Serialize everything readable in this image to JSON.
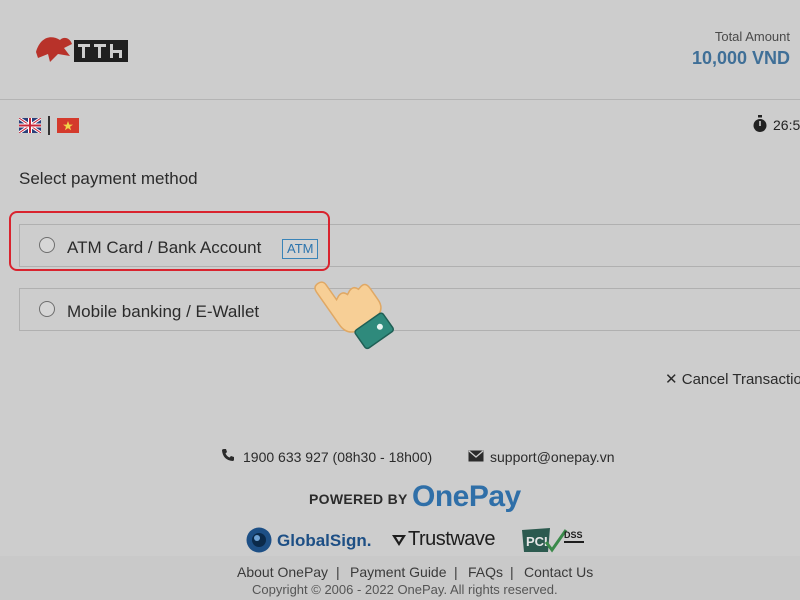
{
  "header": {
    "total_label": "Total Amount",
    "total_value": "10,000 VND"
  },
  "languages": [
    "english-flag-icon",
    "vietnam-flag-icon"
  ],
  "timer": {
    "icon": "stopwatch-icon",
    "text": "26:5"
  },
  "payment": {
    "title": "Select payment method",
    "options": [
      {
        "label": "ATM Card / Bank Account",
        "badge": "ATM"
      },
      {
        "label": "Mobile banking / E-Wallet"
      }
    ]
  },
  "cancel_label": "Cancel Transactio",
  "support": {
    "phone": "1900 633 927 (08h30 - 18h00)",
    "email": "support@onepay.vn"
  },
  "branding": {
    "powered_by": "POWERED BY",
    "brand": "OnePay",
    "globalsign": "GlobalSign.",
    "trustwave": "Trustwave",
    "pci": "PCI DSS"
  },
  "footer": {
    "links": [
      "About OnePay",
      "Payment Guide",
      "FAQs",
      "Contact Us"
    ],
    "copyright": "Copyright © 2006 - 2022 OnePay. All rights reserved."
  },
  "colors": {
    "accent": "#3f6f97",
    "highlight": "#d9232e",
    "background": "#cdcdcd"
  }
}
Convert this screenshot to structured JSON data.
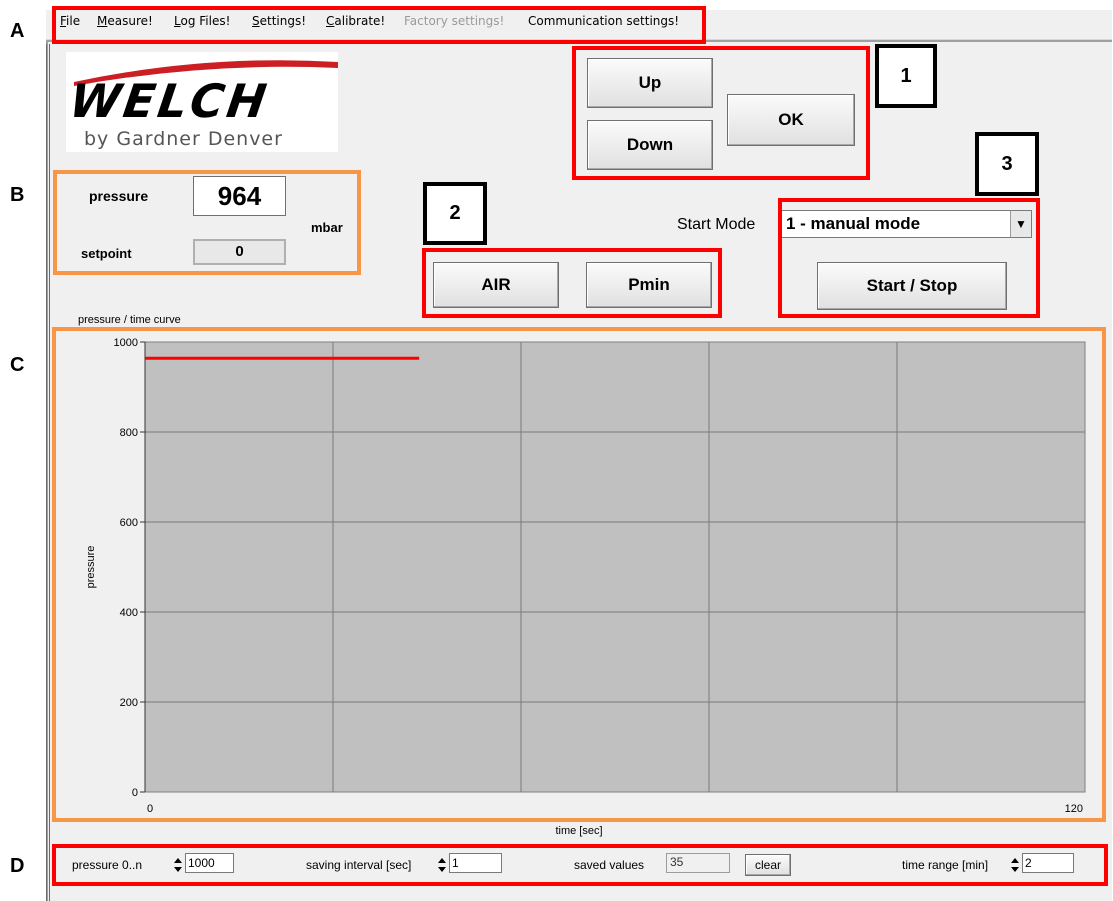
{
  "annotations": {
    "section_labels": [
      "A",
      "B",
      "C",
      "D"
    ],
    "callouts": [
      "1",
      "2",
      "3"
    ]
  },
  "menu": {
    "items": [
      {
        "label": "File",
        "ul": "F",
        "rest": "ile",
        "enabled": true
      },
      {
        "label": "Measure!",
        "ul": "M",
        "rest": "easure!",
        "enabled": true
      },
      {
        "label": "Log Files!",
        "ul": "L",
        "rest": "og Files!",
        "enabled": true
      },
      {
        "label": "Settings!",
        "ul": "S",
        "rest": "ettings!",
        "enabled": true
      },
      {
        "label": "Calibrate!",
        "ul": "C",
        "rest": "alibrate!",
        "enabled": true
      },
      {
        "label": "Factory settings!",
        "ul": "",
        "rest": "Factory settings!",
        "enabled": false
      },
      {
        "label": "Communication settings!",
        "ul": "",
        "rest": "Communication settings!",
        "enabled": true
      }
    ]
  },
  "logo": {
    "brand": "WELCH",
    "tagline": "by Gardner Denver",
    "color": "#cc1f24"
  },
  "readout": {
    "pressure_label": "pressure",
    "pressure_value": "964",
    "unit": "mbar",
    "setpoint_label": "setpoint",
    "setpoint_value": "0"
  },
  "controls": {
    "up": "Up",
    "down": "Down",
    "ok": "OK",
    "air": "AIR",
    "pmin": "Pmin",
    "start_mode_label": "Start Mode",
    "start_mode_value": "1 - manual mode",
    "start_stop": "Start / Stop"
  },
  "chart_data": {
    "type": "line",
    "title": "pressure / time curve",
    "xlabel": "time [sec]",
    "ylabel": "pressure",
    "xlim": [
      0,
      120
    ],
    "ylim": [
      0,
      1000
    ],
    "x_tick_labels": [
      "0",
      "120"
    ],
    "y_tick_labels": [
      "0",
      "200",
      "400",
      "600",
      "800",
      "1000"
    ],
    "grid": true,
    "plot_background": "#c0c0c0",
    "series": [
      {
        "color": "#ff0000",
        "x": [
          0,
          35
        ],
        "y": [
          964,
          964
        ]
      }
    ]
  },
  "footer": {
    "pressure_range_label": "pressure 0..n",
    "pressure_range_value": "1000",
    "saving_interval_label": "saving interval [sec]",
    "saving_interval_value": "1",
    "saved_values_label": "saved values",
    "saved_values_value": "35",
    "clear_label": "clear",
    "time_range_label": "time range [min]",
    "time_range_value": "2"
  },
  "colors": {
    "annotation_red": "#ff0000",
    "annotation_orange": "#f79646",
    "window_bg": "#f0f0f0"
  }
}
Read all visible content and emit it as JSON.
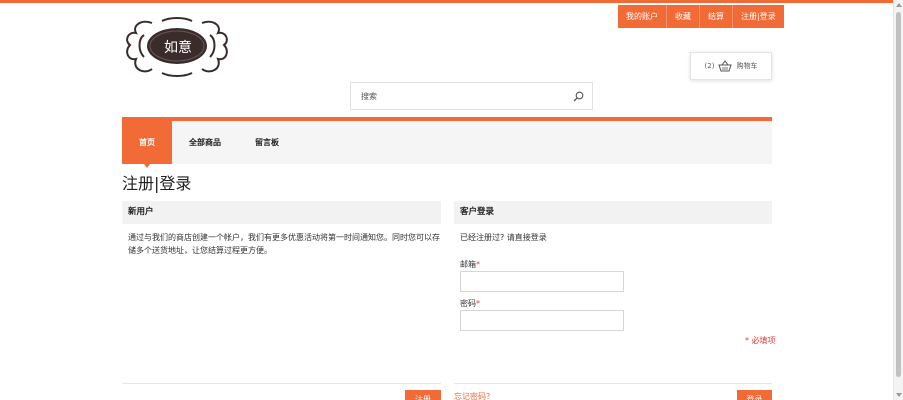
{
  "header": {
    "top_links": [
      "我的账户",
      "收藏",
      "结算",
      "注册|登录"
    ],
    "logo_text": "如意",
    "cart": {
      "count_text": "(2)",
      "label": "购物车"
    },
    "search": {
      "placeholder": "搜索"
    }
  },
  "nav": {
    "items": [
      {
        "label": "首页",
        "active": true
      },
      {
        "label": "全部商品",
        "active": false
      },
      {
        "label": "留言板",
        "active": false
      }
    ]
  },
  "page": {
    "title": "注册|登录",
    "new_user": {
      "heading": "新用户",
      "description": "通过与我们的商店创建一个帐户，我们有更多优惠活动将第一时间通知您。同时您可以存储多个送货地址，让您结算过程更方便。",
      "button_label": "注册"
    },
    "customer_login": {
      "heading": "客户登录",
      "description": "已经注册过? 请直接登录",
      "email_label": "邮箱",
      "password_label": "密码",
      "required_mark": "*",
      "required_note": "* 必填项",
      "forgot_link": "忘记密码?",
      "login_button": "登录"
    }
  },
  "colors": {
    "accent": "#f26a36",
    "required": "#e63b3b"
  }
}
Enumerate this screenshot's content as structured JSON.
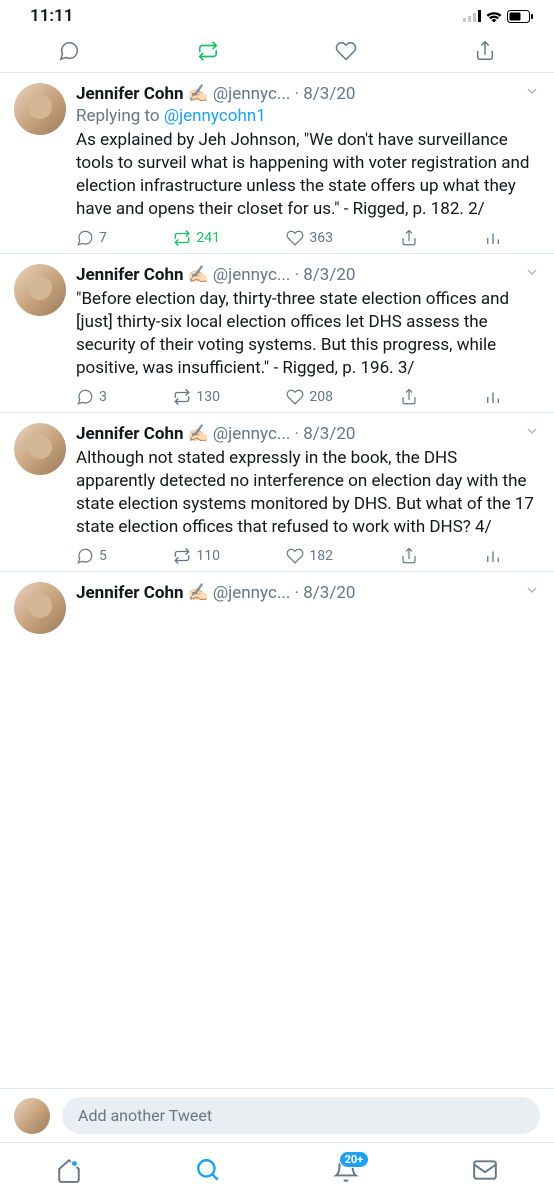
{
  "status_bar": {
    "time": "11:11"
  },
  "tweets": [
    {
      "name": "Jennifer Cohn ✍🏻",
      "handle_date": "@jennyc... · 8/3/20",
      "replying_prefix": "Replying to ",
      "replying_mention": "@jennycohn1",
      "text": "As explained by Jeh Johnson, \"We don't have surveillance tools to surveil what is happening with voter registration and election infrastructure unless the state offers up what they have and opens their closet for us.\" - Rigged, p. 182. 2/",
      "replies": "7",
      "retweets": "241",
      "likes": "363",
      "rt_active": true
    },
    {
      "name": "Jennifer Cohn ✍🏻",
      "handle_date": "@jennyc... · 8/3/20",
      "text": "\"Before election day, thirty-three state election offices and [just] thirty-six local election offices let DHS assess the security of their voting systems. But this progress, while positive, was insufficient.\" - Rigged, p. 196. 3/",
      "replies": "3",
      "retweets": "130",
      "likes": "208",
      "rt_active": false
    },
    {
      "name": "Jennifer Cohn ✍🏻",
      "handle_date": "@jennyc... · 8/3/20",
      "text": "Although not stated expressly in the book, the DHS apparently detected no interference on election day with the state election systems monitored by DHS. But what of the 17 state election offices that refused to work with DHS? 4/",
      "replies": "5",
      "retweets": "110",
      "likes": "182",
      "rt_active": false
    },
    {
      "name": "Jennifer Cohn ✍🏻",
      "handle_date": "@jennyc... · 8/3/20"
    }
  ],
  "compose": {
    "placeholder": "Add another Tweet"
  },
  "bottom_nav": {
    "badge": "20+"
  }
}
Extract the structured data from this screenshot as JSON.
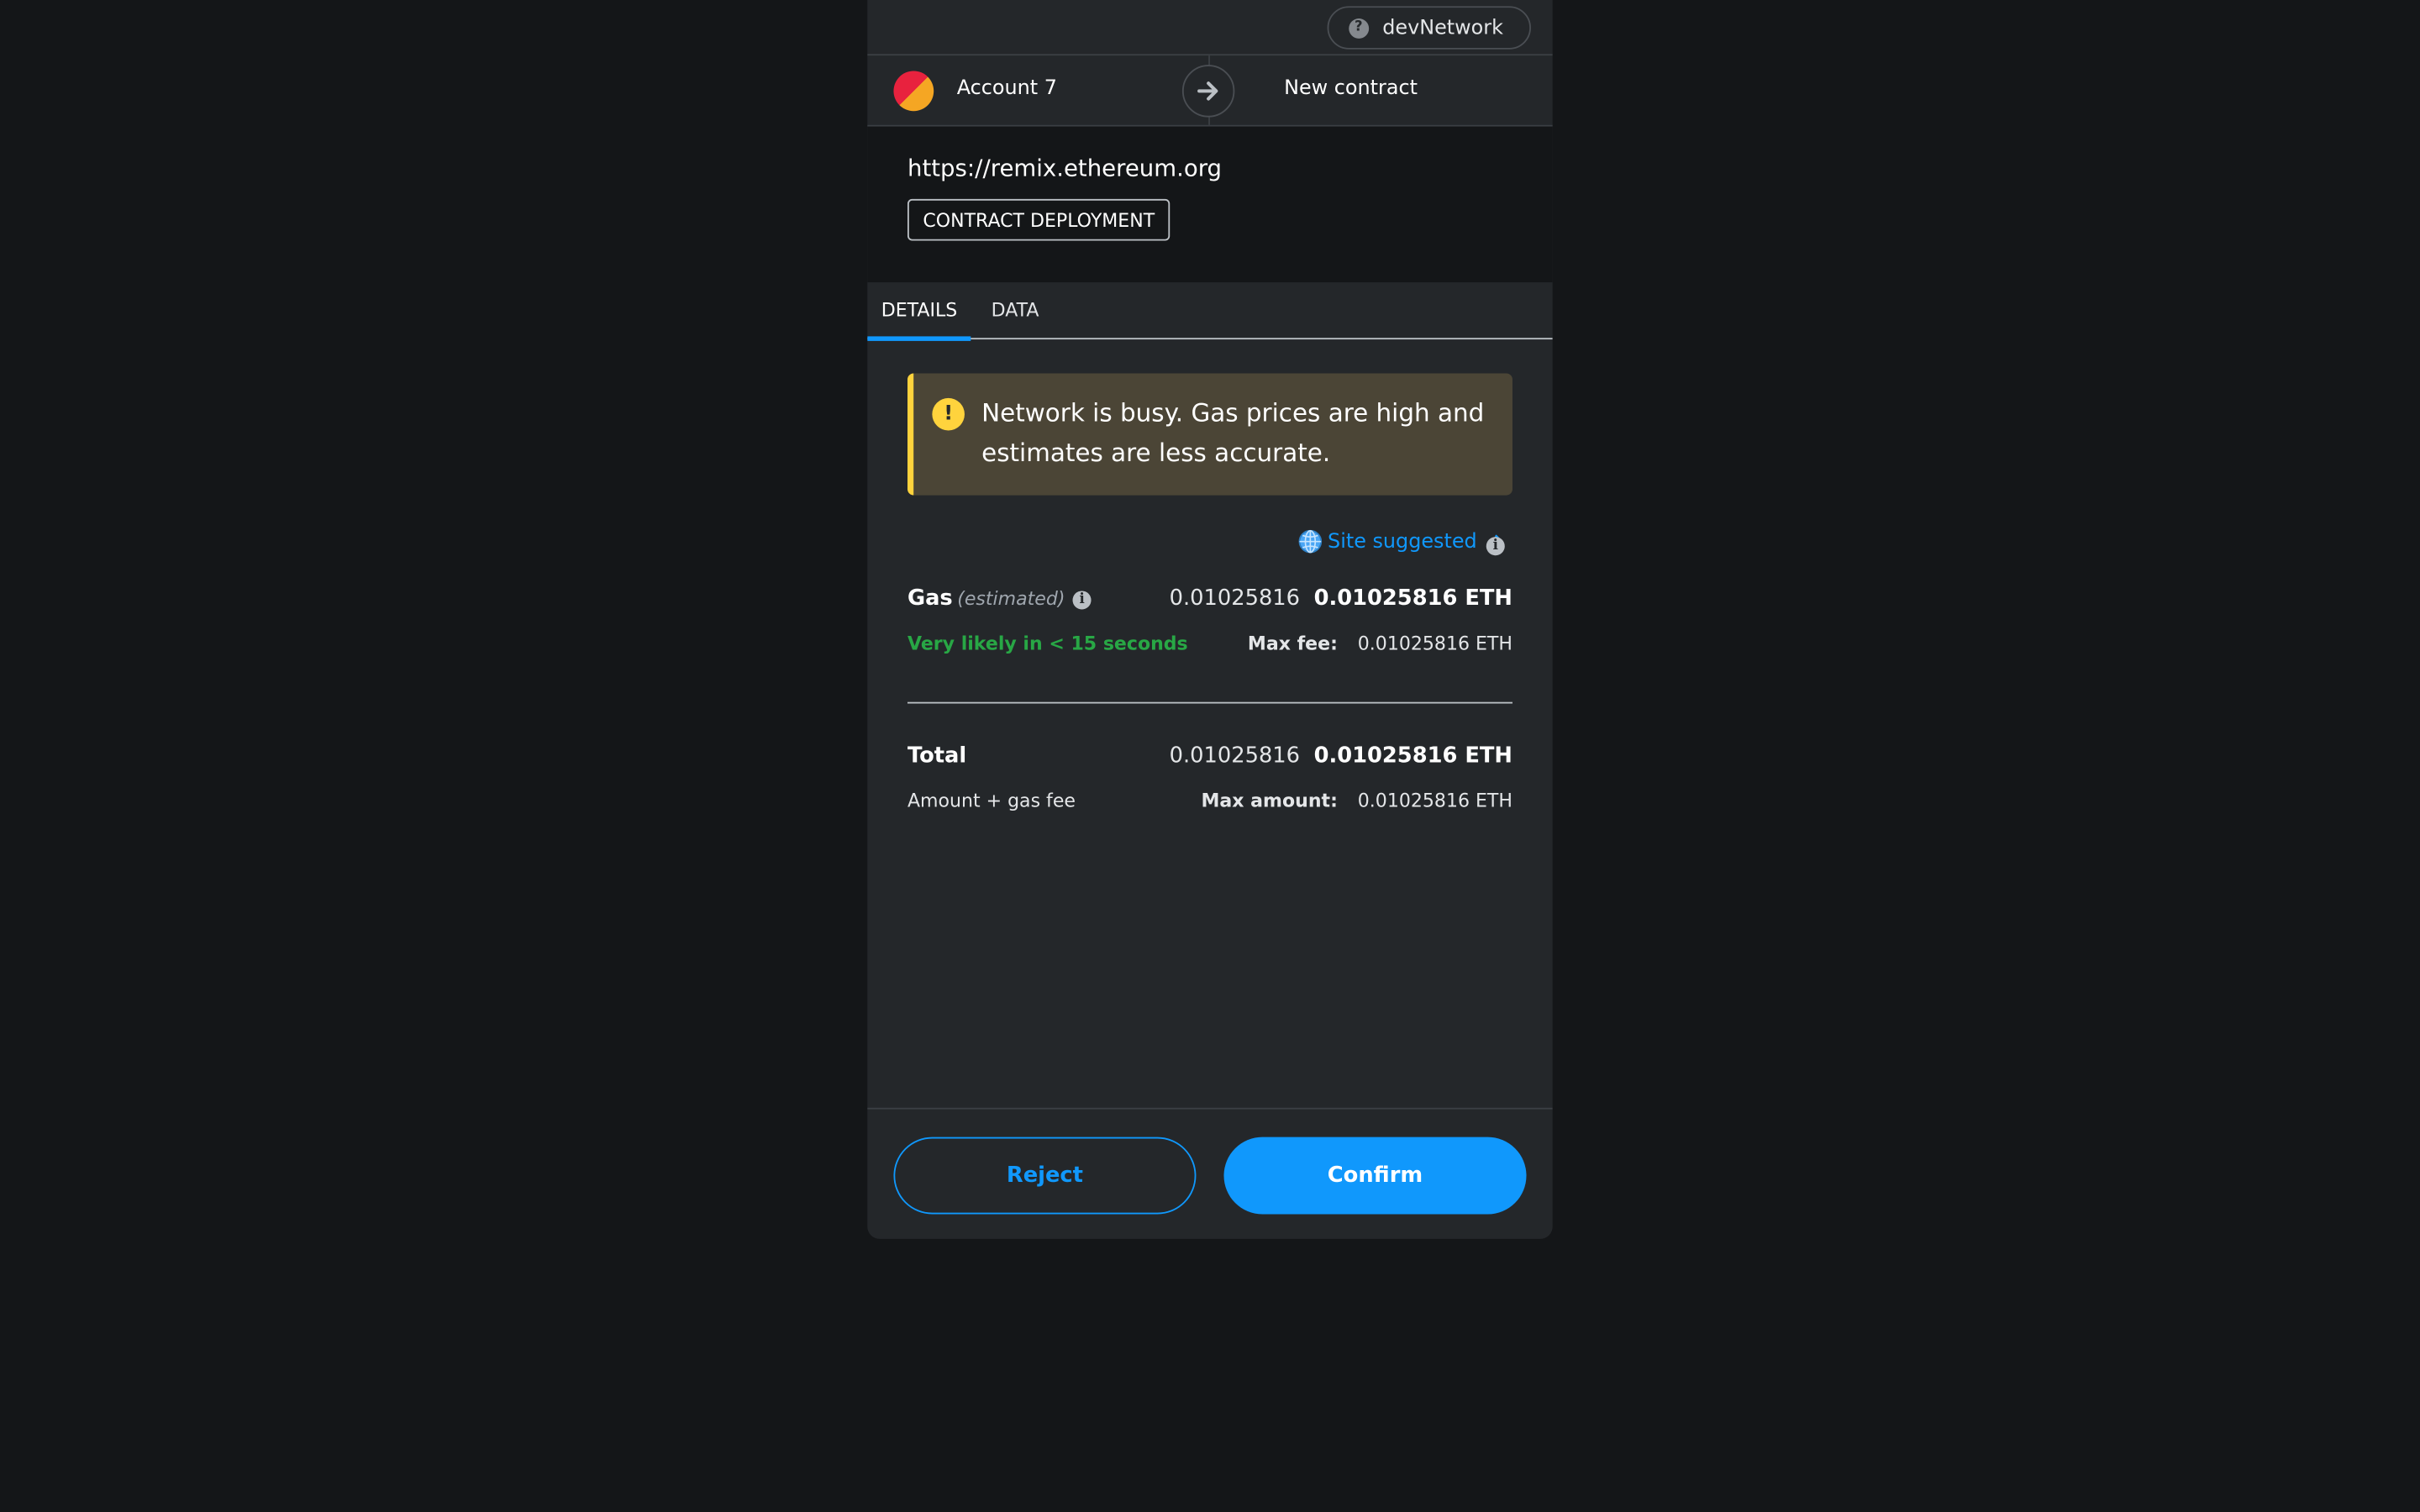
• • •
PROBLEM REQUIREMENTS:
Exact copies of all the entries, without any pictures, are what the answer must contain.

EXERCISE OUTPUT:
Serialize everything readable in this image to JSON.
{
  "header": {
    "total_label": "Total Amount",
    "total_value": "10,000 VND"
  },
  "languages": [
    "english-flag-icon",
    "vietnam-flag-icon"
  ],
  "timer": {
    "icon": "stopwatch-icon",
    "text": "26:5"
  },
  "payment": {
    "title": "Select payment method",
    "options": [
      {
        "label": "ATM Card / Bank Account",
        "badge": "ATM"
      },
      {
        "label": "Mobile banking / E-Wallet"
      }
    ]
  },
  "cancel_label": "Cancel Transactio",
  "support": {
    "phone": "1900 633 927 (08h30 - 18h00)",
    "email": "support@onepay.vn"
  },
  "branding": {
    "powered_by": "POWERED BY",
    "brand": "OnePay",
    "globalsign": "GlobalSign.",
    "trustwave": "Trustwave",
    "pci": "PCI DSS"
  },
  "footer": {
    "links": [
      "About OnePay",
      "Payment Guide",
      "FAQs",
      "Contact Us"
    ],
    "copyright": "Copyright © 2006 - 2022 OnePay. All rights reserved."
  },
  "colors": {
    "accent": "#3f6f97",
    "highlight": "#d9232e",
    "background": "#cdcdcd"
  }
}
Convert this screenshot to structured JSON data.
{
  "annotations": {
    "section_labels": [
      "A",
      "B",
      "C",
      "D"
    ],
    "callouts": [
      "1",
      "2",
      "3"
    ]
  },
  "menu": {
    "items": [
      {
        "label": "File",
        "ul": "F",
        "rest": "ile",
        "enabled": true
      },
      {
        "label": "Measure!",
        "ul": "M",
        "rest": "easure!",
        "enabled": true
      },
      {
        "label": "Log Files!",
        "ul": "L",
        "rest": "og Files!",
        "enabled": true
      },
      {
        "label": "Settings!",
        "ul": "S",
        "rest": "ettings!",
        "enabled": true
      },
      {
        "label": "Calibrate!",
        "ul": "C",
        "rest": "alibrate!",
        "enabled": true
      },
      {
        "label": "Factory settings!",
        "ul": "",
        "rest": "Factory settings!",
        "enabled": false
      },
      {
        "label": "Communication settings!",
        "ul": "",
        "rest": "Communication settings!",
        "enabled": true
      }
    ]
  },
  "logo": {
    "brand": "WELCH",
    "tagline": "by Gardner Denver",
    "color": "#cc1f24"
  },
  "readout": {
    "pressure_label": "pressure",
    "pressure_value": "964",
    "unit": "mbar",
    "setpoint_label": "setpoint",
    "setpoint_value": "0"
  },
  "controls": {
    "up": "Up",
    "down": "Down",
    "ok": "OK",
    "air": "AIR",
    "pmin": "Pmin",
    "start_mode_label": "Start Mode",
    "start_mode_value": "1 - manual mode",
    "start_stop": "Start / Stop"
  },
  "chart_data": {
    "type": "line",
    "title": "pressure / time curve",
    "xlabel": "time [sec]",
    "ylabel": "pressure",
    "xlim": [
      0,
      120
    ],
    "ylim": [
      0,
      1000
    ],
    "x_tick_labels": [
      "0",
      "120"
    ],
    "y_tick_labels": [
      "0",
      "200",
      "400",
      "600",
      "800",
      "1000"
    ],
    "grid": true,
    "plot_background": "#c0c0c0",
    "series": [
      {
        "color": "#ff0000",
        "x": [
          0,
          35
        ],
        "y": [
          964,
          964
        ]
      }
    ]
  },
  "footer": {
    "pressure_range_label": "pressure 0..n",
    "pressure_range_value": "1000",
    "saving_interval_label": "saving interval [sec]",
    "saving_interval_value": "1",
    "saved_values_label": "saved values",
    "saved_values_value": "35",
    "clear_label": "clear",
    "time_range_label": "time range [min]",
    "time_range_value": "2"
  },
  "colors": {
    "annotation_red": "#ff0000",
    "annotation_orange": "#f79646",
    "window_bg": "#f0f0f0"
  }
}
Read all visible content and emit it as JSON.
{
  "header": {
    "top_links": [
      "我的账户",
      "收藏",
      "结算",
      "注册|登录"
    ],
    "logo_text": "如意",
    "cart": {
      "count_text": "(2)",
      "label": "购物车"
    },
    "search": {
      "placeholder": "搜索"
    }
  },
  "nav": {
    "items": [
      {
        "label": "首页",
        "active": true
      },
      {
        "label": "全部商品",
        "active": false
      },
      {
        "label": "留言板",
        "active": false
      }
    ]
  },
  "page": {
    "title": "注册|登录",
    "new_user": {
      "heading": "新用户",
      "description": "通过与我们的商店创建一个帐户，我们有更多优惠活动将第一时间通知您。同时您可以存储多个送货地址，让您结算过程更方便。",
      "button_label": "注册"
    },
    "customer_login": {
      "heading": "客户登录",
      "description": "已经注册过? 请直接登录",
      "email_label": "邮箱",
      "password_label": "密码",
      "required_mark": "*",
      "required_note": "* 必填项",
      "forgot_link": "忘记密码?",
      "login_button": "登录"
    }
  },
  "colors": {
    "accent": "#f26a36",
    "required": "#e63b3b"
  }
}
Enumerate this screenshot's content as structured JSON.
{
  "status_bar": {
    "time": "11:11"
  },
  "tweets": [
    {
      "name": "Jennifer Cohn ✍🏻",
      "handle_date": "@jennyc... · 8/3/20",
      "replying_prefix": "Replying to ",
      "replying_mention": "@jennycohn1",
      "text": "As explained by Jeh Johnson, \"We don't have surveillance tools to surveil what is happening with voter registration and election infrastructure unless the state offers up what they have and opens their closet for us.\" - Rigged, p. 182. 2/",
      "replies": "7",
      "retweets": "241",
      "likes": "363",
      "rt_active": true
    },
    {
      "name": "Jennifer Cohn ✍🏻",
      "handle_date": "@jennyc... · 8/3/20",
      "text": "\"Before election day, thirty-three state election offices and [just] thirty-six local election offices let DHS assess the security of their voting systems. But this progress, while positive, was insufficient.\" - Rigged, p. 196. 3/",
      "replies": "3",
      "retweets": "130",
      "likes": "208",
      "rt_active": false
    },
    {
      "name": "Jennifer Cohn ✍🏻",
      "handle_date": "@jennyc... · 8/3/20",
      "text": "Although not stated expressly in the book, the DHS apparently detected no interference on election day with the state election systems monitored by DHS. But what of the 17 state election offices that refused to work with DHS? 4/",
      "replies": "5",
      "retweets": "110",
      "likes": "182",
      "rt_active": false
    },
    {
      "name": "Jennifer Cohn ✍🏻",
      "handle_date": "@jennyc... · 8/3/20"
    }
  ],
  "compose": {
    "placeholder": "Add another Tweet"
  },
  "bottom_nav": {
    "badge": "20+"
  }
}
Extract the structured data from this screenshot as JSON.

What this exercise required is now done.